|US20060162836 *||Mar 12, 2004||Jul 27, 2006||Bridgestone Corporation||Pneumatic tire and method of mounting the same|
|CN102029865A *||Sep 26, 2010||Apr 27, 2011||住友橡胶工业株式会社||Pneumatic tire|
|CN102029865B *||Sep 26, 2010||Oct 7, 2015||住友橡胶工业株式会社||充气轮胎|
|WO2005082608A1 *||Feb 25, 2005||Sep 9, 2005||Alemplast S.R.L.||E.v.a. moulded tyre without inner tube to be applied on prams or trolleys|
|U.S. Classification||152/165, 152/523, 152/DIG.9, 152/544, 152/454, 152/516|
|International Classification||B60C15/00, B60C15/02, B60C15/024|
|Cooperative Classification||Y10T152/10117, Y10S152/09, B60C15/023, B60C15/024|
|European Classification||B60C15/024, B60C15/02H12|
|Mar 17, 2000||AS||Assignment|
Owner name: SUMITOMO RUBBER INDUSTRIES, INC., JAPAN
Free format text: ASSIGNMENT OF ASSIGNORS INTEREST;ASSIGNOR:SAKAMOTO, MASAYUKI;REEL/FRAME:010635/0608
Effective date: 20000308
|May 5, 2005||FPAY||Fee payment|
Year of fee payment: 4
|Jun 8, 2009||REMI||Maintenance fee reminder mailed|
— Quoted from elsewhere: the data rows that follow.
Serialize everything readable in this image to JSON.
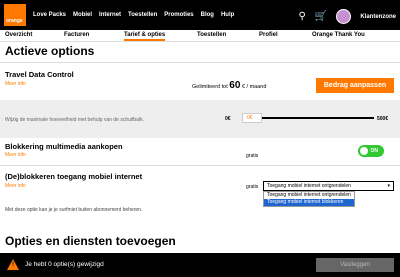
{
  "brand": {
    "logo_text": "orange",
    "accent": "#ff7900"
  },
  "nav": {
    "items": [
      "Love Packs",
      "Mobiel",
      "Internet",
      "Toestellen",
      "Promoties",
      "Blog",
      "Hulp"
    ],
    "account_label": "Klantenzone",
    "icons": [
      "search-icon",
      "cart-icon",
      "avatar"
    ]
  },
  "subnav": {
    "tabs": [
      "Overzicht",
      "Facturen",
      "Tarief & opties",
      "Toestellen",
      "Profiel",
      "Orange Thank You"
    ],
    "active_index": 2
  },
  "page_title": "Actieve options",
  "travel": {
    "title": "Travel Data Control",
    "meer_info": "Meer info",
    "limit_prefix": "Gelimiteerd tot",
    "limit_value": "60",
    "limit_suffix": "€ / maand",
    "button": "Bedrag aanpassen",
    "slider_hint": "Wijzig de maximale hoeveelheid met behulp van de schuifbalk.",
    "slider_min": "0€",
    "slider_value": "0€",
    "slider_max": "500€"
  },
  "multimedia": {
    "title": "Blokkering multimedia aankopen",
    "meer_info": "Meer info",
    "price": "gratis",
    "toggle_label": "ON"
  },
  "internet": {
    "title": "(De)blokkeren toegang mobiel internet",
    "meer_info": "Meer info",
    "price": "gratis",
    "selected": "Toegang mobiel internet ontgrendelen",
    "options": [
      "Toegang mobiel internet ontgrendelen",
      "Toegang mobiel internet blokkeren"
    ],
    "highlighted_index": 1,
    "note": "Met deze optie kan je je surfmiet buiten abonnement beheren."
  },
  "section2_title": "Opties en diensten toevoegen",
  "footer": {
    "message": "Je hebt 0 optie(s) gewijzigd",
    "save_button": "Vastleggen"
  }
}
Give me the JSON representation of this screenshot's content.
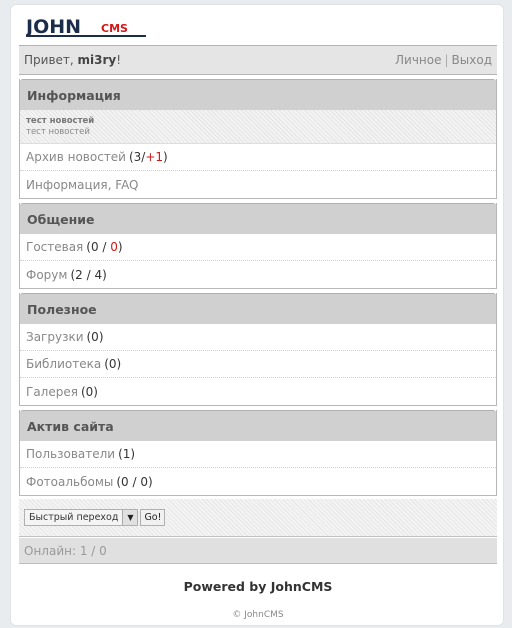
{
  "logo": {
    "text_main": "JOHN",
    "text_sub": "CMS",
    "main_color": "#1c2d4a",
    "sub_color": "#d01818"
  },
  "header": {
    "greeting": "Привет, ",
    "username": "mi3ry",
    "exclaim": "!",
    "personal_link": "Личное",
    "separator": "|",
    "logout_link": "Выход"
  },
  "sections": {
    "info": {
      "title": "Информация",
      "news_title": "тест новостей",
      "news_body": "тест новостей",
      "archive_label": "Архив новостей",
      "archive_open": "(3/",
      "archive_new": "+1",
      "archive_close": ")",
      "faq_label": "Информация, FAQ"
    },
    "social": {
      "title": "Общение",
      "guest_label": "Гостевая",
      "guest_open": "(0 / ",
      "guest_new": "0",
      "guest_close": ")",
      "forum_label": "Форум",
      "forum_count": "(2 / 4)"
    },
    "useful": {
      "title": "Полезное",
      "downloads_label": "Загрузки",
      "downloads_count": "(0)",
      "library_label": "Библиотека",
      "library_count": "(0)",
      "gallery_label": "Галерея",
      "gallery_count": "(0)"
    },
    "active": {
      "title": "Актив сайта",
      "users_label": "Пользователи",
      "users_count": "(1)",
      "albums_label": "Фотоальбомы",
      "albums_count": "(0 / 0)"
    }
  },
  "quick_jump": {
    "selected": "Быстрый переход",
    "go_label": "Go!"
  },
  "online": "Онлайн: 1 / 0",
  "powered": "Powered by JohnCMS",
  "copyright": "© JohnCMS",
  "colors": {
    "accent_red": "#d01818",
    "header_bg": "#d0d0d0"
  }
}
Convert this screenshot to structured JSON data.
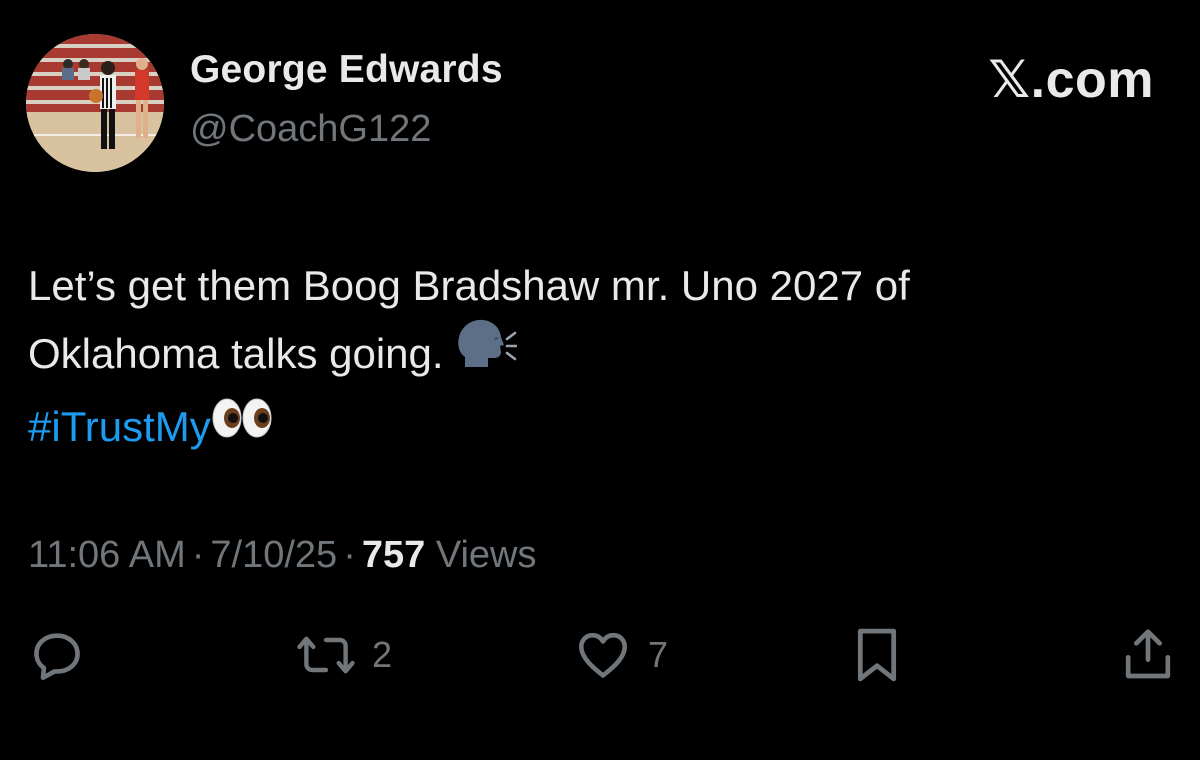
{
  "author": {
    "name": "George Edwards",
    "handle": "@CoachG122"
  },
  "brand": "𝕏.com",
  "tweet": {
    "line1": "Let’s get them Boog Bradshaw mr. Uno 2027 of",
    "line2": "Oklahoma talks going.",
    "hashtag": "#iTrustMy",
    "emoji_after_line2": "speaking-head-emoji",
    "emoji_after_hashtag": "eyes-emoji"
  },
  "meta": {
    "time": "11:06 AM",
    "separator": "·",
    "date": "7/10/25",
    "views_count": "757",
    "views_label": "Views"
  },
  "actions": {
    "retweets": "2",
    "likes": "7"
  },
  "colors": {
    "background": "#000000",
    "text": "#e7e9ea",
    "secondary": "#71767b",
    "link": "#1d9bf0"
  }
}
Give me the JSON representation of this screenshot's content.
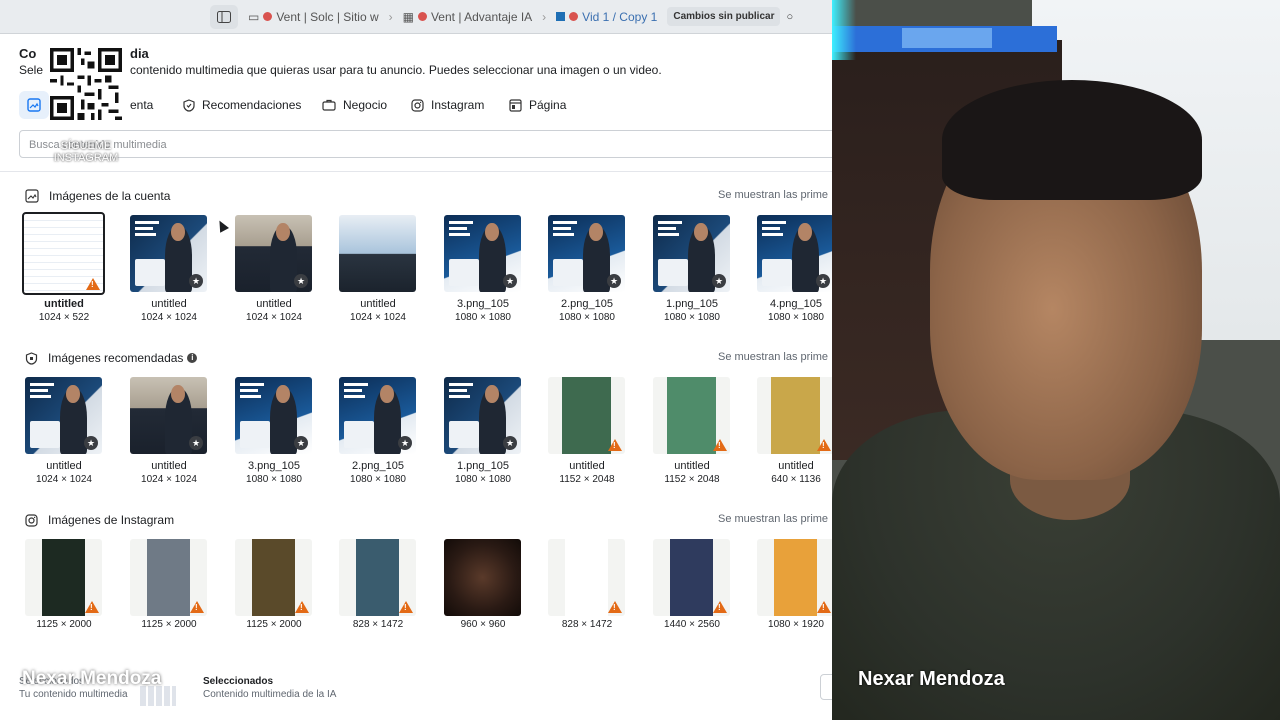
{
  "browser": {
    "tabs": [
      {
        "label": "Vent | Solc | Sitio w"
      },
      {
        "label": "Vent | Advantaje IA"
      },
      {
        "label": "Vid 1 / Copy 1"
      }
    ],
    "status": "Cambios sin publicar"
  },
  "modal": {
    "title_start": "Co",
    "title_end": "dia",
    "subtitle_start": "Sele",
    "subtitle_end": "contenido multimedia que quieras usar para tu anuncio. Puedes seleccionar una imagen o un video.",
    "tab_fragment": "enta",
    "tabs": [
      {
        "label": "Recomendaciones",
        "icon": "shield-icon"
      },
      {
        "label": "Negocio",
        "icon": "briefcase-icon"
      },
      {
        "label": "Instagram",
        "icon": "instagram-icon"
      },
      {
        "label": "Página",
        "icon": "page-icon"
      }
    ],
    "search_value": "Busca contenido multimedia",
    "qr_label": "SÍGUEME INSTAGRAM"
  },
  "sections": {
    "account": {
      "title": "Imágenes de la cuenta",
      "right": "Se muestran las prime",
      "items": [
        {
          "name": "untitled",
          "dims": "1024 × 522",
          "badge": "warn",
          "style": "table",
          "bold": true
        },
        {
          "name": "untitled",
          "dims": "1024 × 1024",
          "badge": "star",
          "style": "promo"
        },
        {
          "name": "untitled",
          "dims": "1024 × 1024",
          "badge": "star",
          "style": "suit"
        },
        {
          "name": "untitled",
          "dims": "1024 × 1024",
          "badge": "",
          "style": "laptop"
        },
        {
          "name": "3.png_105",
          "dims": "1080 × 1080",
          "badge": "star",
          "style": "blue"
        },
        {
          "name": "2.png_105",
          "dims": "1080 × 1080",
          "badge": "star",
          "style": "blue"
        },
        {
          "name": "1.png_105",
          "dims": "1080 × 1080",
          "badge": "star",
          "style": "promo"
        },
        {
          "name": "4.png_105",
          "dims": "1080 × 1080",
          "badge": "star",
          "style": "blue"
        }
      ]
    },
    "recommended": {
      "title": "Imágenes recomendadas",
      "right": "Se muestran las prime",
      "items": [
        {
          "name": "untitled",
          "dims": "1024 × 1024",
          "badge": "star",
          "style": "promo"
        },
        {
          "name": "untitled",
          "dims": "1024 × 1024",
          "badge": "star",
          "style": "suit"
        },
        {
          "name": "3.png_105",
          "dims": "1080 × 1080",
          "badge": "star",
          "style": "blue"
        },
        {
          "name": "2.png_105",
          "dims": "1080 × 1080",
          "badge": "star",
          "style": "blue"
        },
        {
          "name": "1.png_105",
          "dims": "1080 × 1080",
          "badge": "star",
          "style": "promo"
        },
        {
          "name": "untitled",
          "dims": "1152 × 2048",
          "badge": "warn",
          "style": "green"
        },
        {
          "name": "untitled",
          "dims": "1152 × 2048",
          "badge": "warn",
          "style": "green2"
        },
        {
          "name": "untitled",
          "dims": "640 × 1136",
          "badge": "warn",
          "style": "yellow"
        }
      ]
    },
    "instagram": {
      "title": "Imágenes de Instagram",
      "right": "Se muestran las prime",
      "items": [
        {
          "dims": "1125 × 2000",
          "badge": "warn",
          "style": "phone"
        },
        {
          "dims": "1125 × 2000",
          "badge": "warn",
          "style": "keyboard"
        },
        {
          "dims": "1125 × 2000",
          "badge": "warn",
          "style": "desk"
        },
        {
          "dims": "828 × 1472",
          "badge": "warn",
          "style": "poster"
        },
        {
          "dims": "960 × 960",
          "badge": "",
          "style": "dark"
        },
        {
          "dims": "828 × 1472",
          "badge": "warn",
          "style": "whitepage"
        },
        {
          "dims": "1440 × 2560",
          "badge": "warn",
          "style": "crowd"
        },
        {
          "dims": "1080 × 1920",
          "badge": "warn",
          "style": "orange"
        }
      ]
    }
  },
  "footer": {
    "left_title": "Seleccionados",
    "left_sub": "Tu contenido multimedia",
    "mid_title": "Seleccionados",
    "mid_sub": "Contenido multimedia de la IA"
  },
  "webcam": {
    "name_overlay": "Nexar Mendoza",
    "name_overlay_left": "Nexar Mendoza"
  },
  "colors": {
    "accent": "#1877f2",
    "warning": "#e36a16",
    "star_badge": "#3a3d42"
  }
}
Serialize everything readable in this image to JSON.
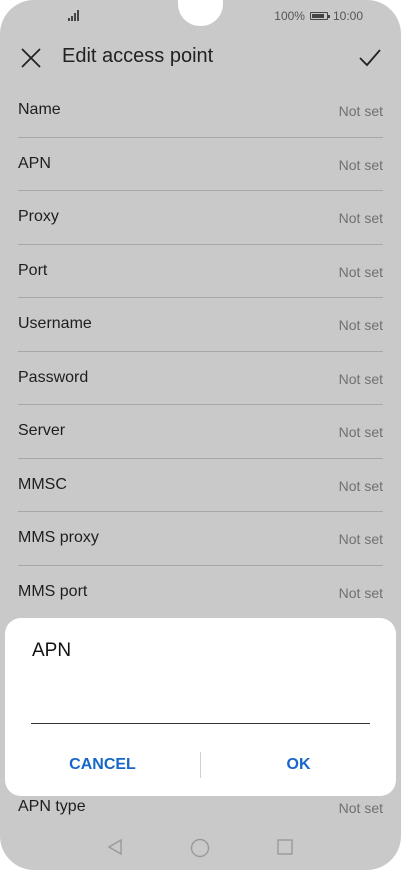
{
  "status_bar": {
    "battery_percent": "100%",
    "time": "10:00"
  },
  "appbar": {
    "title": "Edit access point",
    "close_icon": "close-icon",
    "confirm_icon": "check-icon"
  },
  "fields": [
    {
      "label": "Name",
      "value": "Not set"
    },
    {
      "label": "APN",
      "value": "Not set"
    },
    {
      "label": "Proxy",
      "value": "Not set"
    },
    {
      "label": "Port",
      "value": "Not set"
    },
    {
      "label": "Username",
      "value": "Not set"
    },
    {
      "label": "Password",
      "value": "Not set"
    },
    {
      "label": "Server",
      "value": "Not set"
    },
    {
      "label": "MMSC",
      "value": "Not set"
    },
    {
      "label": "MMS proxy",
      "value": "Not set"
    },
    {
      "label": "MMS port",
      "value": "Not set"
    }
  ],
  "apn_type": {
    "label": "APN type",
    "value": "Not set"
  },
  "dialog": {
    "title": "APN",
    "input_value": "",
    "cancel_label": "CANCEL",
    "ok_label": "OK"
  },
  "navbar": {
    "back_icon": "back-triangle-icon",
    "home_icon": "home-circle-icon",
    "recent_icon": "recents-square-icon"
  },
  "colors": {
    "overlay_background": "#c9c9c9",
    "accent": "#1766c9",
    "dialog_background": "#ffffff"
  }
}
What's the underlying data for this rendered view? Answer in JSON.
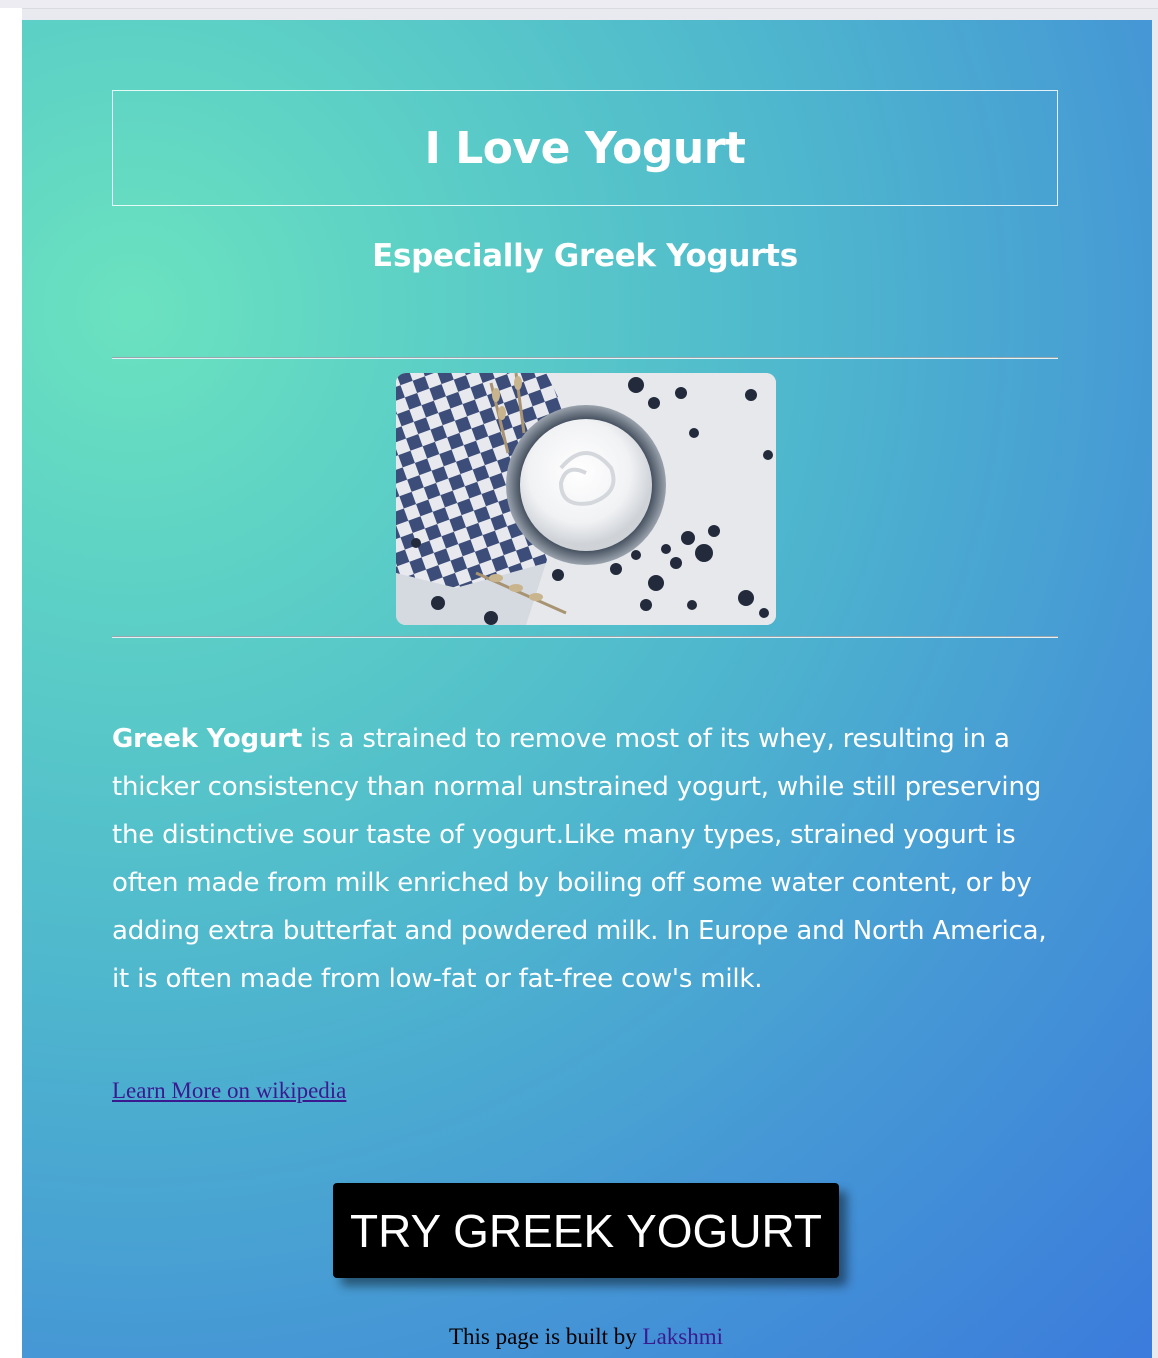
{
  "header": {
    "title": "I Love Yogurt",
    "subtitle": "Especially Greek Yogurts"
  },
  "image": {
    "alt": "Bowl of greek yogurt with blueberries",
    "description_icon": "yogurt-photo"
  },
  "article": {
    "bold_lead": "Greek Yogurt",
    "text": " is a strained to remove most of its whey, resulting in a thicker consistency than normal unstrained yogurt, while still preserving the distinctive sour taste of yogurt.Like many types, strained yogurt is often made from milk enriched by boiling off some water content, or by adding extra butterfat and powdered milk. In Europe and North America, it is often made from low-fat or fat-free cow's milk."
  },
  "link": {
    "label": "Learn More on wikipedia"
  },
  "cta": {
    "label": "TRY GREEK YOGURT"
  },
  "footer": {
    "prefix": "This page is built by ",
    "author": "Lakshmi"
  },
  "colors": {
    "gradient_start": "#6be2bf",
    "gradient_end": "#3b7bdc",
    "text": "#ffffff",
    "button_bg": "#000000",
    "link": "#3b1a8f"
  }
}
|Nov 27, 2009||LAPS||Lapse for failure to pay maintenance fees|
|Jan 19, 2010||FP||Expired due to failure to pay maintenance fee|
Effective date: 20091127